* Data from study conducted by UMG International in October 2013
Sample: 162 respondents, 1865, regular users of the Internet
Twenty-ve percent of regular Ukrainian Internet users feel
that the best way to alleviate global problems is to purchase
goods from socially responsible brands; 20% see the solution
Finally, the depth and speed of the global trend penetration
rate in Ukraine should be noted.
The mobile cocoon based on digital and mobile technology
has taken between a year and a half and two years to pen-
etrate Ukraine and achieve popularity. The main brake here
is that Ukrainian consumers lack the means and the will not
only to use the cocoon, but to pay for it.
Share economy penetration in Ukraine depends on how will-
ing Ukrainians are to participate in it. Penetration here is held
back by the underdevelopment of platforms for exchange.
Western experience shows that the share economy in Ukraine
will face the following problems in the next three to ve years:
The weak legal framework for barter relationships on the
to be donating unnecessary or second
hand items.
Low level of consumer trust in soci-
ety (condence that they wont be
cheated, robbed, etc.)
Societal prejudice against using sec-
ond-hand products
Brands that demand social responsibil-
ity from consumers have not yet taken
off in Ukraine. Its too early to talk about
social responsibility here, since the in-
come level in the country prevents con-
sumers from thinking along such lines.
Only the question of strengthening cor-
porate social responsibility is relevant
for Ukraine so far.
* Data from study conducted by UMG International in October 2013
Sample: 162 respondents, 1865, regular users of the Internet
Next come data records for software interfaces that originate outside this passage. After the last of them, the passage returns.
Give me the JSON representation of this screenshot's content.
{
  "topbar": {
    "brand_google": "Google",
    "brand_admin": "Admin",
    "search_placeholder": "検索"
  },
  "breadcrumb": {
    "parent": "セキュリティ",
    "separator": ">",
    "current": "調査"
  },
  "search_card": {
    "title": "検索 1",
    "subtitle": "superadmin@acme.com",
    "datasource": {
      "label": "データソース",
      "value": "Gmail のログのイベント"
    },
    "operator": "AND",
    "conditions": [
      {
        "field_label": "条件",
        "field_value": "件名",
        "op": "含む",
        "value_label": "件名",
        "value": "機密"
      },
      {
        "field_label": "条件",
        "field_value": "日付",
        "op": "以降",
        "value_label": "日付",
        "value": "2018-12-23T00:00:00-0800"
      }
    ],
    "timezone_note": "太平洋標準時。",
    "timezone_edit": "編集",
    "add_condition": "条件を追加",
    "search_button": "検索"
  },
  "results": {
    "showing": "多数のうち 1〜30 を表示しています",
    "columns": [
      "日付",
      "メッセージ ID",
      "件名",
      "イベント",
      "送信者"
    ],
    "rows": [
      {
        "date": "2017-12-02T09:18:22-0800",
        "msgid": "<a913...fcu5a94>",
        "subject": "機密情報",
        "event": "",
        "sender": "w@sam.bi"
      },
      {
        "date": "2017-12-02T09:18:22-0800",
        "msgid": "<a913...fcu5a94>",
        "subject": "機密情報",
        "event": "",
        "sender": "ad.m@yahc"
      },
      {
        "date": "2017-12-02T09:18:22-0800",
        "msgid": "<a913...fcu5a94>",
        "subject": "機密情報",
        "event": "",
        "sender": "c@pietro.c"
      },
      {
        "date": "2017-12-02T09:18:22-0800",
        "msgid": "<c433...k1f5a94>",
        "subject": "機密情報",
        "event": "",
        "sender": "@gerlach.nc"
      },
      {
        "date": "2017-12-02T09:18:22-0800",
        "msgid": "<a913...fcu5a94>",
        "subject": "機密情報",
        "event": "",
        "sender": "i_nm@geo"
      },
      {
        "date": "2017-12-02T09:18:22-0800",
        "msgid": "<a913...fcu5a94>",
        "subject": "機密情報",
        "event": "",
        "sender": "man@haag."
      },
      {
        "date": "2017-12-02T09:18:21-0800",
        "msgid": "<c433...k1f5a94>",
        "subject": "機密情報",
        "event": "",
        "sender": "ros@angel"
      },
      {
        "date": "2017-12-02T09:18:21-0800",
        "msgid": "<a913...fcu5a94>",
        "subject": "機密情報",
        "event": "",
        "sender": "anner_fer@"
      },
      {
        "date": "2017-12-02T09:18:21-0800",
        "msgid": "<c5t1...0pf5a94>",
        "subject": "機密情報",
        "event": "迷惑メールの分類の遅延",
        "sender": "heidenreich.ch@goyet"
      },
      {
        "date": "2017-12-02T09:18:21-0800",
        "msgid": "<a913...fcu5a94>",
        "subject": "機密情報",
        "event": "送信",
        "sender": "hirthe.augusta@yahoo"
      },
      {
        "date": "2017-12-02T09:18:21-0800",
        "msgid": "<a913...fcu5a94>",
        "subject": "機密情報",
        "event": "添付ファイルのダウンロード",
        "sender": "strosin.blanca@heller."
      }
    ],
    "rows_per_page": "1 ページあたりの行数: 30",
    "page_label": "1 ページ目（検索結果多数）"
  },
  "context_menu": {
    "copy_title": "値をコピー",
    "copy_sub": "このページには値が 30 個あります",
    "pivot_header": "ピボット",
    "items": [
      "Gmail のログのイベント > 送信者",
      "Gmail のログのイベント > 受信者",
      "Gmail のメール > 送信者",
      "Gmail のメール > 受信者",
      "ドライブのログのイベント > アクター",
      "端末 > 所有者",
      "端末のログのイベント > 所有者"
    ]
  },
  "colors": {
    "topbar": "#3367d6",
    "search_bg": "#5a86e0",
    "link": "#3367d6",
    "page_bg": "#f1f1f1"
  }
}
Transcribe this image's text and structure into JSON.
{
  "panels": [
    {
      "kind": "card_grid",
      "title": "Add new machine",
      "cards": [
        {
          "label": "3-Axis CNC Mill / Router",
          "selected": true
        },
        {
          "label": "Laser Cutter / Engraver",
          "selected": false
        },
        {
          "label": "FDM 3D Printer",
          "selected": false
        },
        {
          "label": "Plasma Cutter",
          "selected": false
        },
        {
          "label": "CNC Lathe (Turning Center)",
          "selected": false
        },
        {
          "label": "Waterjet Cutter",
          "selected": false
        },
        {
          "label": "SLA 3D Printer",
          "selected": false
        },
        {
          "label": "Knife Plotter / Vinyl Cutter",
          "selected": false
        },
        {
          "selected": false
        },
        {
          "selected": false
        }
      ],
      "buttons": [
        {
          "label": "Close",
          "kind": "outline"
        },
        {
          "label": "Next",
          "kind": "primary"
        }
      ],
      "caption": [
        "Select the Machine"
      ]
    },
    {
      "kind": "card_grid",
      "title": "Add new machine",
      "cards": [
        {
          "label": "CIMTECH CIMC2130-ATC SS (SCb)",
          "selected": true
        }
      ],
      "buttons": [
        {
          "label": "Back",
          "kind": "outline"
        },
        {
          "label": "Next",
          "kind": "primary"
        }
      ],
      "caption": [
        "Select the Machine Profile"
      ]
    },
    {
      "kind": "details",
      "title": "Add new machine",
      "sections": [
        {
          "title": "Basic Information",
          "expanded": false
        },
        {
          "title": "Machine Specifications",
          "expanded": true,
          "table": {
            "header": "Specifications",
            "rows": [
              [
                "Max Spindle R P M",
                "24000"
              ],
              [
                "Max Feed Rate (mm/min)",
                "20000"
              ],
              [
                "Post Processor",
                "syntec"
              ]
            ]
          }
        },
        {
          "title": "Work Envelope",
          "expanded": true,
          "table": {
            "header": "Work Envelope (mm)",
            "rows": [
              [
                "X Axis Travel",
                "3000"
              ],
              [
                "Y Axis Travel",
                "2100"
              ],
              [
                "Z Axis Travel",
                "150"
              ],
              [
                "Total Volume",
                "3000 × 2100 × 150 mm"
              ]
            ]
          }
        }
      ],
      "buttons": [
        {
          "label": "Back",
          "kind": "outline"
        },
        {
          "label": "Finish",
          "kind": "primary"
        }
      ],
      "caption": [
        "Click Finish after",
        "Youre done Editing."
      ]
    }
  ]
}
* Data from a study conducted by UMG International in October 2013
Sample: 162 respondents, 1 5, regular users of the Internet